• About this exercise: Pictures are to be omitted, and every entry below is to be restated exactly.

• Data for processing:
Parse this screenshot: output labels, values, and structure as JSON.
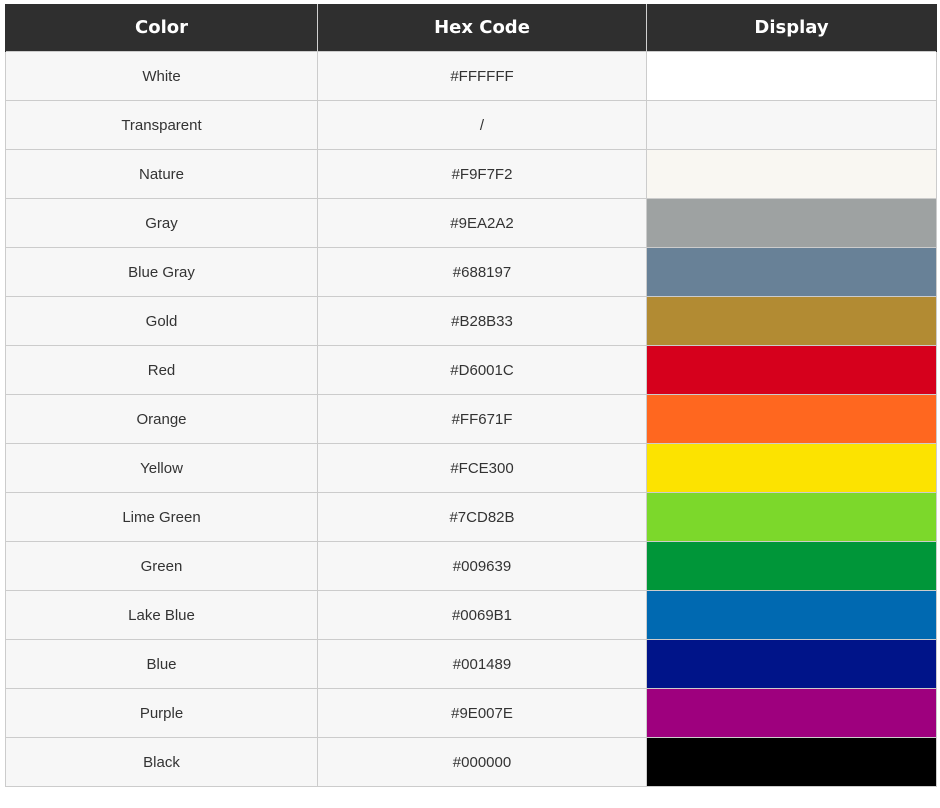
{
  "table": {
    "headers": [
      "Color",
      "Hex Code",
      "Display"
    ],
    "rows": [
      {
        "name": "White",
        "hex": "#FFFFFF",
        "display_color": "#FFFFFF"
      },
      {
        "name": "Transparent",
        "hex": "/",
        "display_color": "#F7F7F7"
      },
      {
        "name": "Nature",
        "hex": "#F9F7F2",
        "display_color": "#F9F7F2"
      },
      {
        "name": "Gray",
        "hex": "#9EA2A2",
        "display_color": "#9EA2A2"
      },
      {
        "name": "Blue Gray",
        "hex": "#688197",
        "display_color": "#688197"
      },
      {
        "name": "Gold",
        "hex": "#B28B33",
        "display_color": "#B28B33"
      },
      {
        "name": "Red",
        "hex": "#D6001C",
        "display_color": "#D6001C"
      },
      {
        "name": "Orange",
        "hex": "#FF671F",
        "display_color": "#FF671F"
      },
      {
        "name": "Yellow",
        "hex": "#FCE300",
        "display_color": "#FCE300"
      },
      {
        "name": "Lime Green",
        "hex": "#7CD82B",
        "display_color": "#7CD82B"
      },
      {
        "name": "Green",
        "hex": "#009639",
        "display_color": "#009639"
      },
      {
        "name": "Lake Blue",
        "hex": "#0069B1",
        "display_color": "#0069B1"
      },
      {
        "name": "Blue",
        "hex": "#001489",
        "display_color": "#001489"
      },
      {
        "name": "Purple",
        "hex": "#9E007E",
        "display_color": "#9E007E"
      },
      {
        "name": "Black",
        "hex": "#000000",
        "display_color": "#000000"
      }
    ]
  }
}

• Task output:
Parse this screenshot: output labels, values, and structure as JSON.
{
  "table": {
    "headers": [
      "Color",
      "Hex Code",
      "Display"
    ],
    "rows": [
      {
        "name": "White",
        "hex": "#FFFFFF",
        "display_color": "#FFFFFF"
      },
      {
        "name": "Transparent",
        "hex": "/",
        "display_color": "#F7F7F7"
      },
      {
        "name": "Nature",
        "hex": "#F9F7F2",
        "display_color": "#F9F7F2"
      },
      {
        "name": "Gray",
        "hex": "#9EA2A2",
        "display_color": "#9EA2A2"
      },
      {
        "name": "Blue Gray",
        "hex": "#688197",
        "display_color": "#688197"
      },
      {
        "name": "Gold",
        "hex": "#B28B33",
        "display_color": "#B28B33"
      },
      {
        "name": "Red",
        "hex": "#D6001C",
        "display_color": "#D6001C"
      },
      {
        "name": "Orange",
        "hex": "#FF671F",
        "display_color": "#FF671F"
      },
      {
        "name": "Yellow",
        "hex": "#FCE300",
        "display_color": "#FCE300"
      },
      {
        "name": "Lime Green",
        "hex": "#7CD82B",
        "display_color": "#7CD82B"
      },
      {
        "name": "Green",
        "hex": "#009639",
        "display_color": "#009639"
      },
      {
        "name": "Lake Blue",
        "hex": "#0069B1",
        "display_color": "#0069B1"
      },
      {
        "name": "Blue",
        "hex": "#001489",
        "display_color": "#001489"
      },
      {
        "name": "Purple",
        "hex": "#9E007E",
        "display_color": "#9E007E"
      },
      {
        "name": "Black",
        "hex": "#000000",
        "display_color": "#000000"
      }
    ]
  }
}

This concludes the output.